The course will not start until March, but FREE registrations to follow the MOOC are now open.
To register you must first open an account on Fun MOOC, then choose “Prisons in Africa” in the offers, and then email reminders will be sent to you to say when it will start.
This online course, open to all, offers a multidisciplinary approach to prison dynamics on the African continent. It is intended for all professionals involved in prison matters (health, reform, etc.), associations and students and anyone interested in prison matters and human rights. It also offers a platform for exchanging experiences. Do not hesitate to subscribe and distribute in your networks! MOOC transcripts are available for free here: https://ecoppaf.hypotheses.org/873 (and in English in January).
The recent development of carceral geography is indebted to the contributions of French-speaking scholars – even though their work is sometimes not as widely read as it deserves to be. This post seeks to bring to the attention of those able to read them, two terrific new books (in French) by Marie Morelle and Julie de Dardel:
Based on interviews with detainees, prison leavers, their families, as well as prison administration and NGOs, observations conducted in the prison and in the districts of Yaoundé, Marie Morelle reveals the daily life of Yaoundé central prison.
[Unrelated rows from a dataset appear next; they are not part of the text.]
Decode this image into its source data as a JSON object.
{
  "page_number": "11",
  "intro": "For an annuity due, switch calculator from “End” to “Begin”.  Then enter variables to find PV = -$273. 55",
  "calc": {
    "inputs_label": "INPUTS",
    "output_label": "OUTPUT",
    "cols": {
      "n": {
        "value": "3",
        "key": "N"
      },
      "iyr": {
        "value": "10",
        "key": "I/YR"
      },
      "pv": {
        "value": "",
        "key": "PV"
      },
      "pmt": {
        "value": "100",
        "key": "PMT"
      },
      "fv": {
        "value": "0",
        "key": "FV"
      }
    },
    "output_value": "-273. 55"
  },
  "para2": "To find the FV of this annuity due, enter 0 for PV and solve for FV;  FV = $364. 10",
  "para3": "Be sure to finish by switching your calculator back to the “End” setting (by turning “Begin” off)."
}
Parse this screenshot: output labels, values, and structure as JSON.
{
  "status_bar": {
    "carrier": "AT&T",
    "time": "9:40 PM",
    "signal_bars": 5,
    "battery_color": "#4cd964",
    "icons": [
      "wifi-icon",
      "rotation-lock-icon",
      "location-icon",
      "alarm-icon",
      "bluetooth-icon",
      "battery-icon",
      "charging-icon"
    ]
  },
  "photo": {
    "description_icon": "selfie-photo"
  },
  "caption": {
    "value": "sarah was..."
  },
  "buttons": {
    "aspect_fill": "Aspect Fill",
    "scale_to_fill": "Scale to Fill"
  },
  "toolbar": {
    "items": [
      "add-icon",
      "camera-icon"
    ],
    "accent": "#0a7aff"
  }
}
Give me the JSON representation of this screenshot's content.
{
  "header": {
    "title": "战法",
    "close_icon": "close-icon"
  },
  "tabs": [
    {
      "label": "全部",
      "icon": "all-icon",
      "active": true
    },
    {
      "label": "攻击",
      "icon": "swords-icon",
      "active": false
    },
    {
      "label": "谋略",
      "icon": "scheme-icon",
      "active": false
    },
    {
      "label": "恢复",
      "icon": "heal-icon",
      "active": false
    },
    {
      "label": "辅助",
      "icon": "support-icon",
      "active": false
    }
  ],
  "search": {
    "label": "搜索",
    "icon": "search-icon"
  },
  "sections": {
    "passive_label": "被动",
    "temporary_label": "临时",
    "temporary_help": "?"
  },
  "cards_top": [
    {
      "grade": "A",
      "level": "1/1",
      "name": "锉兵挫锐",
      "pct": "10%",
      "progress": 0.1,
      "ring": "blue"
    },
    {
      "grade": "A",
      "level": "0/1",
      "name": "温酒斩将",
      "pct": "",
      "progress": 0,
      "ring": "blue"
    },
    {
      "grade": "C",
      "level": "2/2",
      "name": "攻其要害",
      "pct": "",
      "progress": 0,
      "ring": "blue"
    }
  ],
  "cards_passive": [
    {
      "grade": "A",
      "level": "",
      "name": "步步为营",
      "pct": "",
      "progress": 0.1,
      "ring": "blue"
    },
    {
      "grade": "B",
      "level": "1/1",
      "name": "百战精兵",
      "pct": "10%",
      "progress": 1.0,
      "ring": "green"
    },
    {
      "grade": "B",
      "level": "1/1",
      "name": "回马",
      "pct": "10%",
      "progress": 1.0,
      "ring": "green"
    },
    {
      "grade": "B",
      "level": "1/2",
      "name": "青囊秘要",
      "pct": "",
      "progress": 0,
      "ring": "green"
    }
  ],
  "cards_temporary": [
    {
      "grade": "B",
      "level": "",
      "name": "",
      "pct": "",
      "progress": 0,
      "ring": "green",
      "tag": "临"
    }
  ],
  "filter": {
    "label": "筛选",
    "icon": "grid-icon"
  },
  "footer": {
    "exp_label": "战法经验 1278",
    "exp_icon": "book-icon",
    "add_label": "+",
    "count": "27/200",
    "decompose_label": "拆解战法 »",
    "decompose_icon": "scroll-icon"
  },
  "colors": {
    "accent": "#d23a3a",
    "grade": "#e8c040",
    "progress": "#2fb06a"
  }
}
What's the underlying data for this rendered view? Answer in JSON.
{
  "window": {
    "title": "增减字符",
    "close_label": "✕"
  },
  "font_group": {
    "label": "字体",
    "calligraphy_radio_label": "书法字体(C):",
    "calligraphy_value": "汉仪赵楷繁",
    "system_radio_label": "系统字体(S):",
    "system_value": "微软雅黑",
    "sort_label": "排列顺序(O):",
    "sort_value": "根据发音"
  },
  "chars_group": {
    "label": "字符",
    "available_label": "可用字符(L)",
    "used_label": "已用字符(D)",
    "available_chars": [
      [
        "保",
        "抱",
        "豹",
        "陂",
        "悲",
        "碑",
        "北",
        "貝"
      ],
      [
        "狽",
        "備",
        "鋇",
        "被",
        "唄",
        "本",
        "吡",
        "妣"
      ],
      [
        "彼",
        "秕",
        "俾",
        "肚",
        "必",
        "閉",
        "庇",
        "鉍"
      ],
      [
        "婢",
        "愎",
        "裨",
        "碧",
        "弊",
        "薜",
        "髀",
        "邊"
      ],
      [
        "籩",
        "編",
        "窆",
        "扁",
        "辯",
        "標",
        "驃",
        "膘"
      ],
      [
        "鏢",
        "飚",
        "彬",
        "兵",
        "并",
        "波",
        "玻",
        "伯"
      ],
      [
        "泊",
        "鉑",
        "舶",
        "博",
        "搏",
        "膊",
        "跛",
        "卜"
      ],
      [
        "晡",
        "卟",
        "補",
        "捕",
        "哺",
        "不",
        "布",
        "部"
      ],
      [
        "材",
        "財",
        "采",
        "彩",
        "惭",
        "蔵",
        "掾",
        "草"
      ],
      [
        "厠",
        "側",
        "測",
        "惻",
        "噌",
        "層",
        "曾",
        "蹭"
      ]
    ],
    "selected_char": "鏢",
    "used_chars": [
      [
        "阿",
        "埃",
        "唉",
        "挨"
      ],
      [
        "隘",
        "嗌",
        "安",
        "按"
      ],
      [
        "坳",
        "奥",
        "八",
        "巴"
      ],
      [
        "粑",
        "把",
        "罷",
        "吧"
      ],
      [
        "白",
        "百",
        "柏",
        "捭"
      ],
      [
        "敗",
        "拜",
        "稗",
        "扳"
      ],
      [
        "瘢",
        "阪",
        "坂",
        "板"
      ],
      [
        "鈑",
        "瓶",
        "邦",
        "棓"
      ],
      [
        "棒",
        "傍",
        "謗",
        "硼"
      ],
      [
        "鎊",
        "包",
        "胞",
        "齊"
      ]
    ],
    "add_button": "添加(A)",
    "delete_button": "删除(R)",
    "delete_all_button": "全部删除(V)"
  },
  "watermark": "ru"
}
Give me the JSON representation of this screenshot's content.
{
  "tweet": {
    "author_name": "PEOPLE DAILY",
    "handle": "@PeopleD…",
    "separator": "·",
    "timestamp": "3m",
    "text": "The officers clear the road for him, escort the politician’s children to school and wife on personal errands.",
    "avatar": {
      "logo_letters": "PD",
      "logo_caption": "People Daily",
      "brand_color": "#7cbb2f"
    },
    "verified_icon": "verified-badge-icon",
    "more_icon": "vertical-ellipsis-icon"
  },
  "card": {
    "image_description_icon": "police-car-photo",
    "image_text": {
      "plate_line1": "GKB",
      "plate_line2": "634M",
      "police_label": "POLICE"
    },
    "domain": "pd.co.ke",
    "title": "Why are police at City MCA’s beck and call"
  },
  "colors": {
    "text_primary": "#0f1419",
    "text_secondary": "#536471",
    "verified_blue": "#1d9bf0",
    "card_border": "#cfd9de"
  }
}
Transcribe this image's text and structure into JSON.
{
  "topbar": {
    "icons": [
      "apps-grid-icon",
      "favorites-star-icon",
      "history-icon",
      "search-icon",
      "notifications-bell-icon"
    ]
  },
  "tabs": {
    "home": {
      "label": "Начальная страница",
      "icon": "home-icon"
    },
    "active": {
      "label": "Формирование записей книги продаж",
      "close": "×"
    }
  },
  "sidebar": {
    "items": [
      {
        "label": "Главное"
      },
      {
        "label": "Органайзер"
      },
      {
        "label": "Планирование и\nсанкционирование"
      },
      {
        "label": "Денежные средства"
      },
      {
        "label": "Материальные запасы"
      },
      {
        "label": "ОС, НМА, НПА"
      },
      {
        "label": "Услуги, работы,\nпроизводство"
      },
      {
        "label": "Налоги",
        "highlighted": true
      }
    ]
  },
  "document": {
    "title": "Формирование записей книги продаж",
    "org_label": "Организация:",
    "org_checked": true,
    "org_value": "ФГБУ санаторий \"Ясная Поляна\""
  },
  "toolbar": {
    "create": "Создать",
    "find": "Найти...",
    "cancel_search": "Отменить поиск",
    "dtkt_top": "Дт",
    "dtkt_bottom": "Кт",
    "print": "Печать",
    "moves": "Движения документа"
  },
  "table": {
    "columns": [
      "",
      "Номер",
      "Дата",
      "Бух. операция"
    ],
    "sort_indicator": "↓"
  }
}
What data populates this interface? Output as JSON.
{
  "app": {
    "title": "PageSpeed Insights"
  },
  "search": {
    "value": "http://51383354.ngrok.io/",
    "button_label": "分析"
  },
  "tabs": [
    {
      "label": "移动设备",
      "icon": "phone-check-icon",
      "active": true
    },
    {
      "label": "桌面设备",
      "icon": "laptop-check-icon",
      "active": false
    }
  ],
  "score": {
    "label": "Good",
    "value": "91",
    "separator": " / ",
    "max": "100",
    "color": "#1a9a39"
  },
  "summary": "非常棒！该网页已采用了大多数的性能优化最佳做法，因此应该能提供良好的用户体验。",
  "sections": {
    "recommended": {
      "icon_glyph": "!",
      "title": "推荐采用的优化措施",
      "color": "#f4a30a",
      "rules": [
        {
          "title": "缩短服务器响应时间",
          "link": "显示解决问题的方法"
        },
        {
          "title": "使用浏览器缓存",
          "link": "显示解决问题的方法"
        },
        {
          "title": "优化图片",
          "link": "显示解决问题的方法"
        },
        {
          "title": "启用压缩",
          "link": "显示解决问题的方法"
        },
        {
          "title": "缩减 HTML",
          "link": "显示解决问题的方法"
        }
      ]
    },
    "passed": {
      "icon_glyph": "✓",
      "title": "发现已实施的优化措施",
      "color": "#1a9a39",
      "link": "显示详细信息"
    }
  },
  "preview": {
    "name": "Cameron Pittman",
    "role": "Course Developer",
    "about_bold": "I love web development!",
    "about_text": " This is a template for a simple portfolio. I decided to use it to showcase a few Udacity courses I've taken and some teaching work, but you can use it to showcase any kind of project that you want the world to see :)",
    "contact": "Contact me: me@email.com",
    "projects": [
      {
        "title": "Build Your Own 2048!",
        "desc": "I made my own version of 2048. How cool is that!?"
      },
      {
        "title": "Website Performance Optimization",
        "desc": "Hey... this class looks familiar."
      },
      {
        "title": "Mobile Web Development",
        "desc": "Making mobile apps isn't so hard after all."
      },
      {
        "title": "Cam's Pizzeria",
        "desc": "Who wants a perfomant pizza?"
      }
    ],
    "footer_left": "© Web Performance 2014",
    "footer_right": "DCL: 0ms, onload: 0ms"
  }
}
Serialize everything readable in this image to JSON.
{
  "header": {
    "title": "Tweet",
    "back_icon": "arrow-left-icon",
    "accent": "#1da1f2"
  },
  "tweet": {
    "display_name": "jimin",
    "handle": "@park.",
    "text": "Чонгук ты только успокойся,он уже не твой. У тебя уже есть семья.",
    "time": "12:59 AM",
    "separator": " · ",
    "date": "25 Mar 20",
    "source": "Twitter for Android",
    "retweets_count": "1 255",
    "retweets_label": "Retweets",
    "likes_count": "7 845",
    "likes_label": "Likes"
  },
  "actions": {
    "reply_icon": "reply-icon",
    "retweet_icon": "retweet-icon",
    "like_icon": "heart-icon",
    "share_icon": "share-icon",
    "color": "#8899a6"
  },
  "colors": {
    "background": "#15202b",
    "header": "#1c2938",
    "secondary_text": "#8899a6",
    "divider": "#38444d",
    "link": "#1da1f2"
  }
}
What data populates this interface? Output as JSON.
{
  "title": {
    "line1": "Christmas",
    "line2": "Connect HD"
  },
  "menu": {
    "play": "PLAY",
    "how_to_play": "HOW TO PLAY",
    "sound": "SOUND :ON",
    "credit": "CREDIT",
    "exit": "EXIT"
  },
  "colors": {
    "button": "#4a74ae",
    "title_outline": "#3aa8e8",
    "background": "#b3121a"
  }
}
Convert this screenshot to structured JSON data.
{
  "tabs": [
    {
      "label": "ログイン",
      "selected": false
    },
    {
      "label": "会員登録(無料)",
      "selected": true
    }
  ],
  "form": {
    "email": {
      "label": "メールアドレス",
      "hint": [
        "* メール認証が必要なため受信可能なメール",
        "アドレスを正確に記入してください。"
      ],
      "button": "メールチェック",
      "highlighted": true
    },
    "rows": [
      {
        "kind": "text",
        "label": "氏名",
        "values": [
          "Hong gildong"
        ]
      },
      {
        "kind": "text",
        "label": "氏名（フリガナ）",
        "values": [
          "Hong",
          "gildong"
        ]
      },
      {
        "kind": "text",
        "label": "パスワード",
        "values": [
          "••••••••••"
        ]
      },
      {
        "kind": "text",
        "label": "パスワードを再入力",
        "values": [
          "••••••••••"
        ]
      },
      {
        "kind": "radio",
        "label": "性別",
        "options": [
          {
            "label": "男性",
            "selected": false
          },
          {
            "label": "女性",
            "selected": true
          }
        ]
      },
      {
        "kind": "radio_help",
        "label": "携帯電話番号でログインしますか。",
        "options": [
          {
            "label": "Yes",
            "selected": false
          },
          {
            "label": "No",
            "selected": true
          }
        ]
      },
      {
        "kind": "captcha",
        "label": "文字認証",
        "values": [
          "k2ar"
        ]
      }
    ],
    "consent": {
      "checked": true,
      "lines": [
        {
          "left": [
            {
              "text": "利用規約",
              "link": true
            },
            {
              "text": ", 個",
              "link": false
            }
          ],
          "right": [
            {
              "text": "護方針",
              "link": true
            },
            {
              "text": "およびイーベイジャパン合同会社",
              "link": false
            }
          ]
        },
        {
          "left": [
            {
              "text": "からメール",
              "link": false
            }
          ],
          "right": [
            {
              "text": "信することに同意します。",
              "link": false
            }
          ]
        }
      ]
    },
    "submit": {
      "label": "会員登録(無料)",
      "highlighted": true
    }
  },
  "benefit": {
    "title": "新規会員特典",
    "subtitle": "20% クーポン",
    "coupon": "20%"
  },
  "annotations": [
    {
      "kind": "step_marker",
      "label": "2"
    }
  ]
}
This book goes beyond stereotypes about African prisons, (often reduced to overcrowded and dilapidated spaces, as signs of “states in crisis”) which are still little-known, and puts them into perspective in relation to national and international actions and discourse on prisons. More broadly, the author sheds light on the urban life of marginal populations and the regulatory practices to which they are subjected by the authorities in Cameroon. Demonstrating the existence of a continuum linking prison and working class neighbourhoods, the book shows how the government in power manages poverty as well as political opposition in the city. At the crossroads of urban, social and political approaches in geography, this book is aimed at social science students and anyone interested in prisons and human rights.
On May 10, 2001, they transferred me by military plane to the new Valledupar prison. We knew that it was the Yankee regime there. They took everything from me, they gave me a uniform […] and they shaved my head. The guards were very young, they treated us in a completely inhuman way. We had never known that before […]. The detainees quickly launched a protest movement on the subject of access rights. The response was brutal. Repression by fire and blood, with batons and tear gas.
The testimony of this prisoner reflects the shift in the Colombian prison system following a reform inspired by the American maximum security prison model. Carried out within the framework of the “Plan Colombia” agreements – Washington’s vast anti-drug and anti-guerrilla program in this country – the changes in the Colombian prison system are indicative of the way in which the “punitive turn” initiated in the United States is exported internationally. This book is based on rich ethnographic material, collected during a field survey in Colombia and the United States. The study is based on observations in Colombian prisons and on in-depth interviews with prisoners, family members, guards, prison officials, human rights activists, as well as architects and contractors from the city. American prison industry. The new Colombian prisons are described there as an unprecedented space of dispossession and control, but also as a place of multifaceted resistance from the prison community.